Across all the entries, how many lines hold "Поиск"? Answer with that number and nothing else.

*Provided entries*
|---|

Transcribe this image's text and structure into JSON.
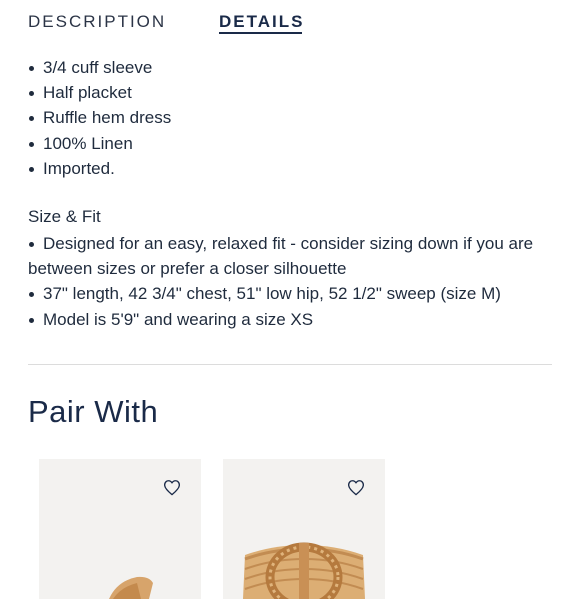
{
  "tabs": {
    "description_label": "DESCRIPTION",
    "details_label": "DETAILS",
    "active": "details"
  },
  "details": {
    "bullets": [
      "3/4 cuff sleeve",
      "Half placket",
      "Ruffle hem dress",
      "100% Linen",
      "Imported."
    ],
    "fit_heading": "Size & Fit",
    "fit_bullets": [
      "Designed for an easy, relaxed fit - consider sizing down if you are between sizes or prefer a closer silhouette",
      "37\" length, 42 3/4\" chest, 51\" low hip, 52 1/2\" sweep (size M)",
      "Model is 5'9\" and wearing a size XS"
    ]
  },
  "pair_with": {
    "title": "Pair With",
    "products": [
      {
        "image": "woven-straw-belt",
        "wishlist_icon": "heart-outline-icon"
      },
      {
        "image": "woven-straw-belt-buckle",
        "wishlist_icon": "heart-outline-icon"
      }
    ]
  },
  "colors": {
    "text": "#1f2b3d",
    "navy": "#1a2a48",
    "divider": "#dcdcdc",
    "card_bg": "#f3f2f0",
    "straw": "#d9a96b"
  }
}
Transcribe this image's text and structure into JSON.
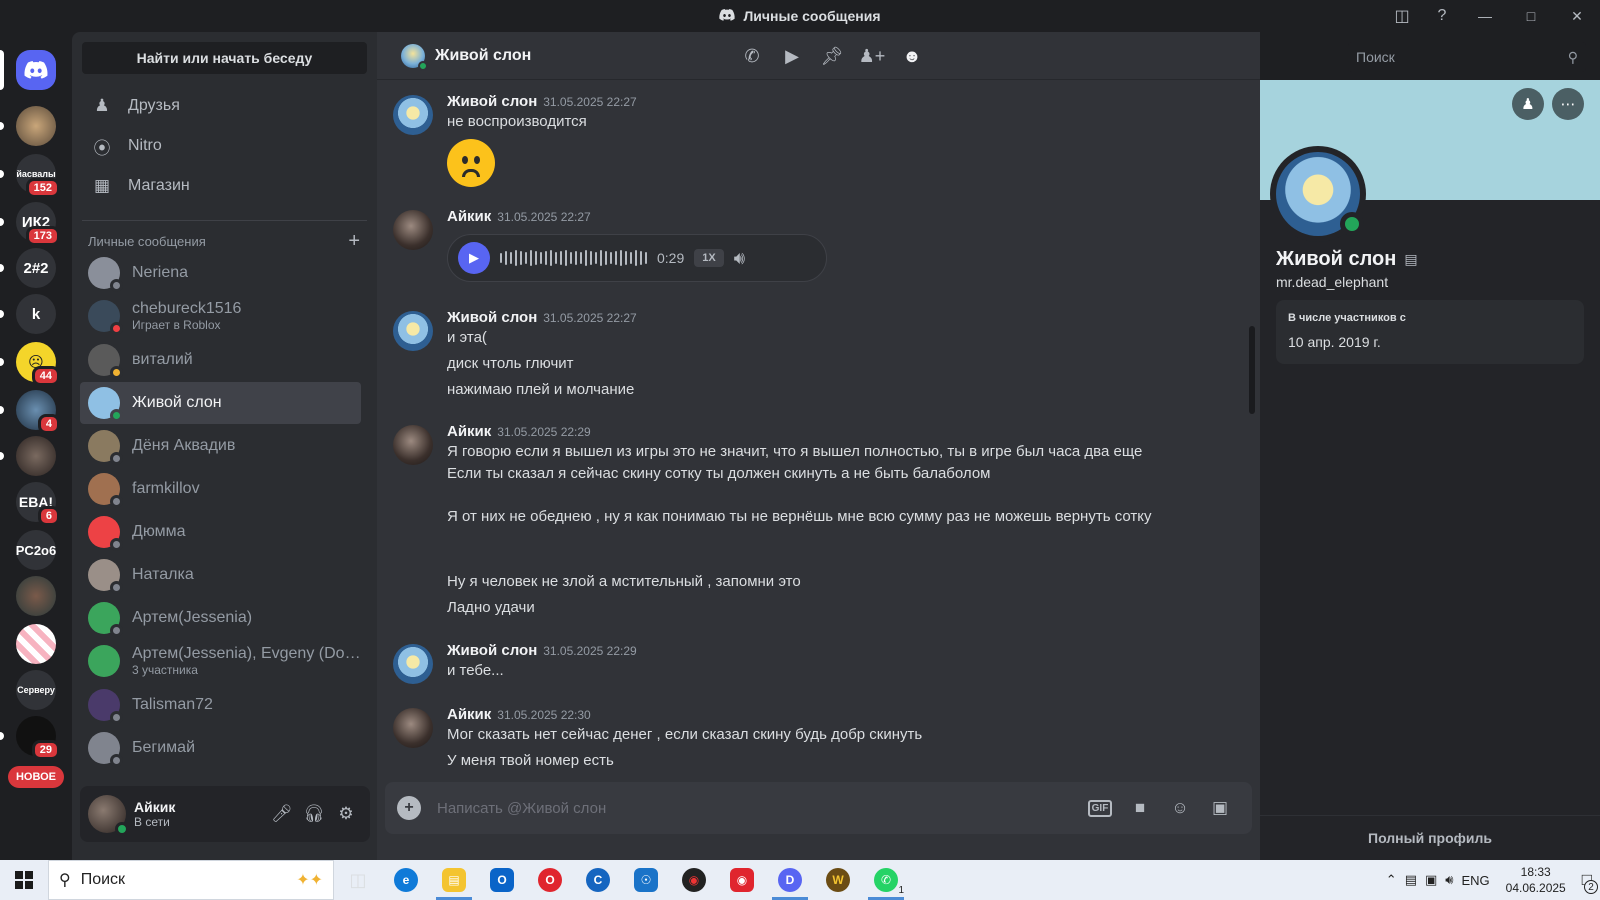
{
  "window": {
    "title": "Личные сообщения"
  },
  "servers": [
    {
      "label": "",
      "badge": ""
    },
    {
      "label": "йасвалы",
      "badge": "152"
    },
    {
      "label": "ИК2",
      "badge": "173"
    },
    {
      "label": "2#2",
      "badge": ""
    },
    {
      "label": "k",
      "badge": ""
    },
    {
      "label": "",
      "badge": "44"
    },
    {
      "label": "",
      "badge": "4"
    },
    {
      "label": "",
      "badge": ""
    },
    {
      "label": "EBA!",
      "badge": "6"
    },
    {
      "label": "PC2o6",
      "badge": ""
    },
    {
      "label": "",
      "badge": ""
    },
    {
      "label": "",
      "badge": ""
    },
    {
      "label": "Серверу",
      "badge": ""
    },
    {
      "label": "",
      "badge": "29"
    }
  ],
  "new_badge": "НОВОЕ",
  "sidebar": {
    "search_label": "Найти или начать беседу",
    "nav": [
      {
        "label": "Друзья",
        "icon": "friends-icon"
      },
      {
        "label": "Nitro",
        "icon": "nitro-icon"
      },
      {
        "label": "Магазин",
        "icon": "shop-icon"
      }
    ],
    "dm_header": "Личные сообщения",
    "dms": [
      {
        "name": "Neriena",
        "sub": "",
        "status": "offline",
        "color": "#8a8f9a"
      },
      {
        "name": "chebureck1516",
        "sub": "Играет в Roblox",
        "status": "dnd",
        "color": "#3a4a5a"
      },
      {
        "name": "виталий",
        "sub": "",
        "status": "idle",
        "color": "#5a5a5a"
      },
      {
        "name": "Живой слон",
        "sub": "",
        "status": "online",
        "color": "#8fc0e4"
      },
      {
        "name": "Дёня Аквадив",
        "sub": "",
        "status": "offline",
        "color": "#8a7a60"
      },
      {
        "name": "farmkillov",
        "sub": "",
        "status": "offline",
        "color": "#a07050"
      },
      {
        "name": "Дюмма",
        "sub": "",
        "status": "offline",
        "color": "#ed4245"
      },
      {
        "name": "Наталка",
        "sub": "",
        "status": "offline",
        "color": "#9a8f88"
      },
      {
        "name": "Артем(Jessenia)",
        "sub": "",
        "status": "offline",
        "color": "#3ba55c"
      },
      {
        "name": "Артем(Jessenia), Evgeny (Dou...",
        "sub": "3 участника",
        "status": "none",
        "color": "#3ba55c"
      },
      {
        "name": "Talisman72",
        "sub": "",
        "status": "offline",
        "color": "#4a3a6a"
      },
      {
        "name": "Бегимай",
        "sub": "",
        "status": "offline",
        "color": "#80848e"
      }
    ]
  },
  "user": {
    "name": "Айкик",
    "status": "В сети"
  },
  "chat": {
    "name": "Живой слон",
    "search_placeholder": "Поиск",
    "composer_placeholder": "Написать @Живой слон",
    "messages": [
      {
        "author": "Живой слон",
        "time": "31.05.2025 22:27",
        "lines": [
          "не воспроизводится"
        ],
        "emoji": "frowning-face"
      },
      {
        "author": "Айкик",
        "time": "31.05.2025 22:27",
        "voice": {
          "duration": "0:29",
          "speed": "1X"
        }
      },
      {
        "author": "Живой слон",
        "time": "31.05.2025 22:27",
        "lines": [
          "и эта(",
          "диск чтоль глючит",
          "нажимаю плей и молчание"
        ]
      },
      {
        "author": "Айкик",
        "time": "31.05.2025 22:29",
        "lines": [
          "Я говорю если я вышел из игры это не значит, что я вышел полностью, ты в игре был часа два еще",
          "Если ты сказал я сейчас скину сотку ты должен скинуть а не быть балаболом",
          "Я от них не обеднею , ну я как понимаю ты не вернёшь мне всю сумму раз не можешь вернуть сотку",
          "Ну я человек не злой а мстительный , запомни это",
          "Ладно удачи"
        ]
      },
      {
        "author": "Живой слон",
        "time": "31.05.2025 22:29",
        "lines": [
          "и тебе..."
        ]
      },
      {
        "author": "Айкик",
        "time": "31.05.2025 22:30",
        "lines": [
          "Мог сказать нет сейчас денег , если сказал скину будь добр скинуть",
          "У меня твой номер есть"
        ]
      }
    ]
  },
  "profile": {
    "name": "Живой слон",
    "handle": "mr.dead_elephant",
    "member_since_label": "В числе участников с",
    "member_since": "10 апр. 2019 г.",
    "full_profile": "Полный профиль"
  },
  "taskbar": {
    "search": "Поиск",
    "lang": "ENG",
    "time": "18:33",
    "date": "04.06.2025",
    "notif_count": "2",
    "whatsapp_badge": "1"
  },
  "colors": {
    "accent": "#5865f2",
    "online": "#23a55a",
    "dnd": "#f23f43",
    "badge": "#da373c"
  }
}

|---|

*Exercise answer*
2